A MOTHER whose daughter was killed by a rottweiler has called for Scotland’s laws on the control of dangerous dogs to be tightened still further after a schoolboy sustained serious facial injuries in an attack by a Japanese Akita.
The 11-year-old boy, who has not been named, was taken by ambulance for treatment to the Royal Aberdeen Children’s Hospital after being badly mauled by the powerful dog at a house in Inverurie on Thursday. The dog was later put down.
There have been at least three similar attacks on children by Japanese Akitas in Scotland and England over the past two years.
The boy is understood to have been at a friend’s home when the attack took place in the Aberdeenshire town’s Westburn Drive.
Veronica Lynch, from Dundee, lost her 11-year-old daughter Kellie in 1989 when she was savaged to death by two rottweilers while holidaying in Argyll. She played a leading role in the campaign which led to the introduction of the Dangerous Dogs Act in 1991 and the banning of four specific breeds – the Pit Bull Terrier, Japanese Tosa, Dogo Argentino and Fila Braziliero.
But Mrs Lynch said last night that, at the very least, all powerful dogs should now be muzzled to protect children from the threat of attack.
She said: “When our daughter Kellie died in 1989 I campaigned vigorously to have the laws changed to try to protect children. At the time, they included dogs like the Japanese Tosa on the banned list, but they ignored so many other big and powerful breeds which are capable of doing a tremendous amount of damage, including rottweillers.
“The attacks just go on and on and the majority of the victims are children. The current law is laughable.”
Mrs Lynch claimed that the reforms introduced in Scotland a year ago under the Control of Dogs Act – targeting the deed not the breed and giving councils new powers to crack down on dangerous dogs and their owners – did not go far enough.
She said: “These are measures which can be taken after a dog has been found to be dangerous or dangerously out of control.

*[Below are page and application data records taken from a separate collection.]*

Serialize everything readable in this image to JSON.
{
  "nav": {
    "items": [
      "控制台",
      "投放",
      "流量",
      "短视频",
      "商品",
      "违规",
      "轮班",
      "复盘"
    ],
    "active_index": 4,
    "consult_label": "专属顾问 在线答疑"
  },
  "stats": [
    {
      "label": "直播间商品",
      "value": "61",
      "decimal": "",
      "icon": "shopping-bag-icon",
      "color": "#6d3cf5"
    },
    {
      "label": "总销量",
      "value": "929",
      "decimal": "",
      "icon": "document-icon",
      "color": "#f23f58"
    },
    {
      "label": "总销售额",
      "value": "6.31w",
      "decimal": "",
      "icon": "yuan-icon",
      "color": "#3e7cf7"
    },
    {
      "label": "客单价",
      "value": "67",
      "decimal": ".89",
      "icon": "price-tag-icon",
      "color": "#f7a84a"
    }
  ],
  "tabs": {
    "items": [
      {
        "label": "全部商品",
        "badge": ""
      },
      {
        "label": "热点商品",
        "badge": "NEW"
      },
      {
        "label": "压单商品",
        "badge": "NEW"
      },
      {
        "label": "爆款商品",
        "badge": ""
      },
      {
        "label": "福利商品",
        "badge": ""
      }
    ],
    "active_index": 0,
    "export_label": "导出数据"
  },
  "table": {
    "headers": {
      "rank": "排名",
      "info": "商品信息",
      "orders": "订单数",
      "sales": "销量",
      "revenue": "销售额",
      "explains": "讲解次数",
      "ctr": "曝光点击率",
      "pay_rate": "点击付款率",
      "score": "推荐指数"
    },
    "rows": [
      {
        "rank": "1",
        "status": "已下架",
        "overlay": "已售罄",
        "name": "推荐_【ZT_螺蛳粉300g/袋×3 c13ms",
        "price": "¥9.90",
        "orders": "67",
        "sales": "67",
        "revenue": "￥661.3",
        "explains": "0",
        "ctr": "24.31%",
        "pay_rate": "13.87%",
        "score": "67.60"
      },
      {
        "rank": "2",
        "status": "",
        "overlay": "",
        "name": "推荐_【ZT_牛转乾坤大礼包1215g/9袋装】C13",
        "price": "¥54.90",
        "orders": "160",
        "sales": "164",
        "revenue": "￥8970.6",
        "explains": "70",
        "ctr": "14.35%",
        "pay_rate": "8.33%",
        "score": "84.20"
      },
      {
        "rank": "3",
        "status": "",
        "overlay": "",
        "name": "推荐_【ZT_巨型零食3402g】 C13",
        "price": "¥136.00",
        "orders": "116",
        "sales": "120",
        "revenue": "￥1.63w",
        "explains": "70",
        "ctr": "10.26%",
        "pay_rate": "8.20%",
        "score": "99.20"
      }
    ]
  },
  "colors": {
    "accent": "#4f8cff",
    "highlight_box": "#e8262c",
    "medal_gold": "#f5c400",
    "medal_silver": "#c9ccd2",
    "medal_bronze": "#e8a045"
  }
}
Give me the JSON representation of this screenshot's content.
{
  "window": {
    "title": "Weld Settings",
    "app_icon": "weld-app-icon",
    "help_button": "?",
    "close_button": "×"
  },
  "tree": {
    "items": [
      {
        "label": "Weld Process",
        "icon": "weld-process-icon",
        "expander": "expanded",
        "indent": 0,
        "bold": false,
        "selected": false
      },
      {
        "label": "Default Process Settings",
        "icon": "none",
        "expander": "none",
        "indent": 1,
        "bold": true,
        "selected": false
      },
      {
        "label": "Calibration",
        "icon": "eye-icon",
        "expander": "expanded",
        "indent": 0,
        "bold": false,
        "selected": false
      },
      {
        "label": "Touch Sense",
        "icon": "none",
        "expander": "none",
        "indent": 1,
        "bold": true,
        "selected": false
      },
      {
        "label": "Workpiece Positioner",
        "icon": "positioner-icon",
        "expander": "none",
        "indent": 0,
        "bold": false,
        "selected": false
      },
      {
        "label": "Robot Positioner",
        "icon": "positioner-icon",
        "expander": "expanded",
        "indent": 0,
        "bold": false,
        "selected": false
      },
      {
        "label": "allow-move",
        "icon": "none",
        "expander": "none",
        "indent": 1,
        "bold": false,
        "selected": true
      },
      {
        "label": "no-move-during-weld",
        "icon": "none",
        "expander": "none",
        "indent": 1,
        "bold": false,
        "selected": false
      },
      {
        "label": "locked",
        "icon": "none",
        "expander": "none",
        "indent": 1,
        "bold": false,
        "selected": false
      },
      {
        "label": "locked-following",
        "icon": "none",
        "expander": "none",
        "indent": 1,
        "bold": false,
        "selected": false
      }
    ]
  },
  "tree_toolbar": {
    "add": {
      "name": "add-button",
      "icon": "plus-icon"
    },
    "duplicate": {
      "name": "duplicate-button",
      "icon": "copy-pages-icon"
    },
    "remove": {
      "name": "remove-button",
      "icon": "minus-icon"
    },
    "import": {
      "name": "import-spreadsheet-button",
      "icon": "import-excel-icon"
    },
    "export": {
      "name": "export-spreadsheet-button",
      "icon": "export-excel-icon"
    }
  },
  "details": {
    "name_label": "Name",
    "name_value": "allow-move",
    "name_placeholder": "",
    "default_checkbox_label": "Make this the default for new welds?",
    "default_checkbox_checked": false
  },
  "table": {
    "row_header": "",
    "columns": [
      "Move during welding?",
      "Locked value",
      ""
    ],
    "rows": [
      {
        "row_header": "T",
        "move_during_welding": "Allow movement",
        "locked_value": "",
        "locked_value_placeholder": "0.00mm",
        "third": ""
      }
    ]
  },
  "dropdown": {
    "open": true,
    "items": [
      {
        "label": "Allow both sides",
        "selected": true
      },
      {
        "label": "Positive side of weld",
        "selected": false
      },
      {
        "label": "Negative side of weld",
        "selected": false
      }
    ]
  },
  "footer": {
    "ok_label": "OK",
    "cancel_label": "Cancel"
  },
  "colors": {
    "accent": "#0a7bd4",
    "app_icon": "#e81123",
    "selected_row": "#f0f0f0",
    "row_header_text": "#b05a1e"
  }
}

There is absolutely nothing in place to prevent attacks in the first place. The only thing that is going to prevent that happening is to have all dogs muzzled – at least in public places.”
Christine Grahame, the SNP MSP who spearheaded the legislation for the new Control of Dogs Act in the Scottish Parliament, said: “Obviously I am not satisfied if there has been another incident.”
But she stressed: “The whole issue of the Control of Dogs Act is that it is intervention much, much earlier than that (an attack).
“I would be very interested to know if this dog has shown any aggressive tendencies before, because that is where the Control of Dogs Act comes in.”
Asked if Japanese Akitas should be banned, she replied: “It sounds like a really good idea. The difficulty is that people who deliberately want to avoid the legislation can cross-breed, and then the legislation wouldn’t apply.”
Chris Mclean, secretary of the Akita Club of Scotland, defended the breed’s reputation. She said: “In the right hands the dogs are absolutely perfect. I have had these dogs for about 20 years and I have never had any dog bite anybody. It depends on the owner and it depends how they train the dog.
“These dogs go to dog shows every week and there is never any trouble But, like any breed of big dog in the wrong hands, it’s the dog that gets the blame when it’s the owner that’s at fault.”
A spokeswoman for Grampian Police said the attack was still being investigated.
She said: “Grampian Police is making inquiries into an incident where an 11-year-old boy was attacked by a dog at an address in Inverurie.”
BRED TO HUNT
JAPANESE Akitas are large, powerful, dominant dogs, with the male weighing up to 130lb. Experts say they are not recommended for first-time owners.
They are not prohibited under the Dangerous Dogs Act 1991, but are listed in fourth position out of ten breeds in the UK for causing serious injury to children.
They are regarded as independent animals, aloof with strangers but affectionate towards their owners. They were not bred as group animals and usually take a dominant role. Unless they have been highly socialised, they are not not considered suitable for being off the leash in public places.
Japanese history describes the breed’s ancestors as being the Matagi, whose quarry included the Asian black bear and wild boar. During the Second World War they were bred with German Shepherds to save them from a cull of all non-military dogs. US servicemen are credited with importing them home after the war.